MADISON, Wis. (AP) — It is too late for a woman to sue the sports organization that employed a basketball coach who repeatedly sexually assaulted her in the 1990s, the Wisconsin Supreme Court said Wednesday.
The 4-3 decision from the court’s conservative majority overturns a lower court ruling that said the lawsuit was allowed under state laws that give victims of child sexual assault until they are 35 years old to sue their abusers or a religious institution if their abuser was a clergy member.
The woman who brought the lawsuit was one of two 13-year-old girls that Shelton Kingcade sexually assaulted while he coached girls basketball for the Amateur Athletic Union at a Madison high school. Kingcade was sentenced in 2016 to 13 years in prison.

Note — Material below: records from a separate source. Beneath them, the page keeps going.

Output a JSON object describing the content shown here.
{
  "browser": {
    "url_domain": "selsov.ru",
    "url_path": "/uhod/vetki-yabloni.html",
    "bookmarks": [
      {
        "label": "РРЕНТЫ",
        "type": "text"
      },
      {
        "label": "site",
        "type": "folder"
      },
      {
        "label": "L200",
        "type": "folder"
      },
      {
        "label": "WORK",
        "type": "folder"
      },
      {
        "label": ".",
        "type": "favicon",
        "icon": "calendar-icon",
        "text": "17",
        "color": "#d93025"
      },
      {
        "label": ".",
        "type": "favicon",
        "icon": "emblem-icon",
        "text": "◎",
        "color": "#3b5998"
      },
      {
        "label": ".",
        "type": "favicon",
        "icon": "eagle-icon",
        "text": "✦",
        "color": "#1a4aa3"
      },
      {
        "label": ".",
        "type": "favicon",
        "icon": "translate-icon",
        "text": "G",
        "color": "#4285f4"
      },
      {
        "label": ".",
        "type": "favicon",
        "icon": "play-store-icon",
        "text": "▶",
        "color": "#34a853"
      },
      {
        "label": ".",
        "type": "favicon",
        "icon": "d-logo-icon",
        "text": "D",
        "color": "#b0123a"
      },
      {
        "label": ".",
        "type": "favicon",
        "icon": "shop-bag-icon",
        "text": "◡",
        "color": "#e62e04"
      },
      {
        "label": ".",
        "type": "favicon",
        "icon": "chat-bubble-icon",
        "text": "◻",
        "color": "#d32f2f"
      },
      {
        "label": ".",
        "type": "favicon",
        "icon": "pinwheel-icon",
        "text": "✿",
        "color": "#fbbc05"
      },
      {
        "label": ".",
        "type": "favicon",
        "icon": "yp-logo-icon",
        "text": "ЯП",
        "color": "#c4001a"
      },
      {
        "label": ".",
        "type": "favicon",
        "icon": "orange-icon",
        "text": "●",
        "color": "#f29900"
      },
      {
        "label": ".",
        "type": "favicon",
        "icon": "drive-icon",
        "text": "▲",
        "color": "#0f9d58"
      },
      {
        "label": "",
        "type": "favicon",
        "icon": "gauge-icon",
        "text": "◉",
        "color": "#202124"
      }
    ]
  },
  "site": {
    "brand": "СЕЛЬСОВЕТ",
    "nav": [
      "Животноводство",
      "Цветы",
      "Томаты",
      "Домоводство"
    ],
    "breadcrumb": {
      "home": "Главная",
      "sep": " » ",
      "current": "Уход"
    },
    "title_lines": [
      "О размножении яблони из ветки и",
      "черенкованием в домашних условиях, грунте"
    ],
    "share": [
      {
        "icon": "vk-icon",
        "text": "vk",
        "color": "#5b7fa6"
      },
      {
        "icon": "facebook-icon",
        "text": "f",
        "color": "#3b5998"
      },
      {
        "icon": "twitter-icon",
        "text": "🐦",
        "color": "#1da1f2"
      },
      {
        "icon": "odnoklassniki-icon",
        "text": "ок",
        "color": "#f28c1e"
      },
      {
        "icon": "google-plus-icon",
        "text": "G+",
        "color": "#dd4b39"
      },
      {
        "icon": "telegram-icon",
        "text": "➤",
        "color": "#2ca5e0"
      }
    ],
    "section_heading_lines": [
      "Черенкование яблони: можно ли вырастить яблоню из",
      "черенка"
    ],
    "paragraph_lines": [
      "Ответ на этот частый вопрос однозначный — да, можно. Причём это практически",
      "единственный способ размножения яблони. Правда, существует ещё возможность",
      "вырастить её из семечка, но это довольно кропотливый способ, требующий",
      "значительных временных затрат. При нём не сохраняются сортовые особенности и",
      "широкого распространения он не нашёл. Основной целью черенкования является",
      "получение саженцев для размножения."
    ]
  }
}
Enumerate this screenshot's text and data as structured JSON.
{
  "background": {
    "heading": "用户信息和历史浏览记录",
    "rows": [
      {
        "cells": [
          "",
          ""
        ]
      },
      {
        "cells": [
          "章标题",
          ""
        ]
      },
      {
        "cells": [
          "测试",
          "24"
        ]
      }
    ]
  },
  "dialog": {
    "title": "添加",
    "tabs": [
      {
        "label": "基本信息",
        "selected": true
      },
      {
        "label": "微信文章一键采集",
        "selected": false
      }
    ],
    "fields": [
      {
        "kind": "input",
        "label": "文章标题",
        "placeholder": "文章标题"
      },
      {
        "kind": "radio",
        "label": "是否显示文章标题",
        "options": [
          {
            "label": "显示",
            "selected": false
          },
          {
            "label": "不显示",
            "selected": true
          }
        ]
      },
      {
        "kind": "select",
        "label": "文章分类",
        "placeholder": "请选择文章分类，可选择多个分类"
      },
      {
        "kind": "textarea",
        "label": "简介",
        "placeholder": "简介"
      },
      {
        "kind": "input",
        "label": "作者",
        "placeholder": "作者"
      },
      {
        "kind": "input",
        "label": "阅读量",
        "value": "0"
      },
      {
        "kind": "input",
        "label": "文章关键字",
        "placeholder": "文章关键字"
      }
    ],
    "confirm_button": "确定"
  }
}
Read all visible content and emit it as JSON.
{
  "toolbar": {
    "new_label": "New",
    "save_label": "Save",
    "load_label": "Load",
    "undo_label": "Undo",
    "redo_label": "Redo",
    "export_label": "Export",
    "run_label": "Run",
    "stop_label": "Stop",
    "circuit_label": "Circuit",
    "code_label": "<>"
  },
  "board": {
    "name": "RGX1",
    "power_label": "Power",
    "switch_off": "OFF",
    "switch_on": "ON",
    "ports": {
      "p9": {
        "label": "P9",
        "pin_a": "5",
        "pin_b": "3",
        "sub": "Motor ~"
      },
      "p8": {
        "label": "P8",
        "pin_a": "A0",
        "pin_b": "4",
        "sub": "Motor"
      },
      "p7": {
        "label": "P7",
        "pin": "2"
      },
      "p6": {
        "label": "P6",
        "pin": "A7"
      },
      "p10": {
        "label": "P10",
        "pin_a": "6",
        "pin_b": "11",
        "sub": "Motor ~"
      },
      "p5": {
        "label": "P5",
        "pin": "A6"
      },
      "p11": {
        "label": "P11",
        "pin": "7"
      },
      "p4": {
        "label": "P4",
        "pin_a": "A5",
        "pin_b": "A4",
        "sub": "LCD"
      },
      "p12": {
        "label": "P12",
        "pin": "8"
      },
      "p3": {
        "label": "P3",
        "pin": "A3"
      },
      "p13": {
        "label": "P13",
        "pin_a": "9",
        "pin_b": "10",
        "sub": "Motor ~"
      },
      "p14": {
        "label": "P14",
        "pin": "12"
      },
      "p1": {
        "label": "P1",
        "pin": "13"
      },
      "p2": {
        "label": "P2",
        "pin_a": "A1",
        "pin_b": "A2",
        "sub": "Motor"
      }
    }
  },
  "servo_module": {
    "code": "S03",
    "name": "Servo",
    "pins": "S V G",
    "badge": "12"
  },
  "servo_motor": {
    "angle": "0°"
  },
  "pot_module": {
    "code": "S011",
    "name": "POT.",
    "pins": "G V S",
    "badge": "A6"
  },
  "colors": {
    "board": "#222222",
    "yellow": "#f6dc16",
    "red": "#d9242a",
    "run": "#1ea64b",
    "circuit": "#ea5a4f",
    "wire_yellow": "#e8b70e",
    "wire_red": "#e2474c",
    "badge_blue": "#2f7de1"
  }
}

The woman alleged that the Amateur Athletic Union had negligently hired and supervised Kingcade. She sued the group in 2019, just before turning 35, but her lawsuit was tossed from federal court and then revived in circuit court. Dane County Judge Rhonda Lanford initially dismissed the case, saying the woman had only until she turned 20 to sue the athletic union for negligence after the assault.
An appeals court overturned that decision in July, but the Supreme Court reinstated Lanford’s ruling because the woman wasn’t suing a religious organization or the person who abused her.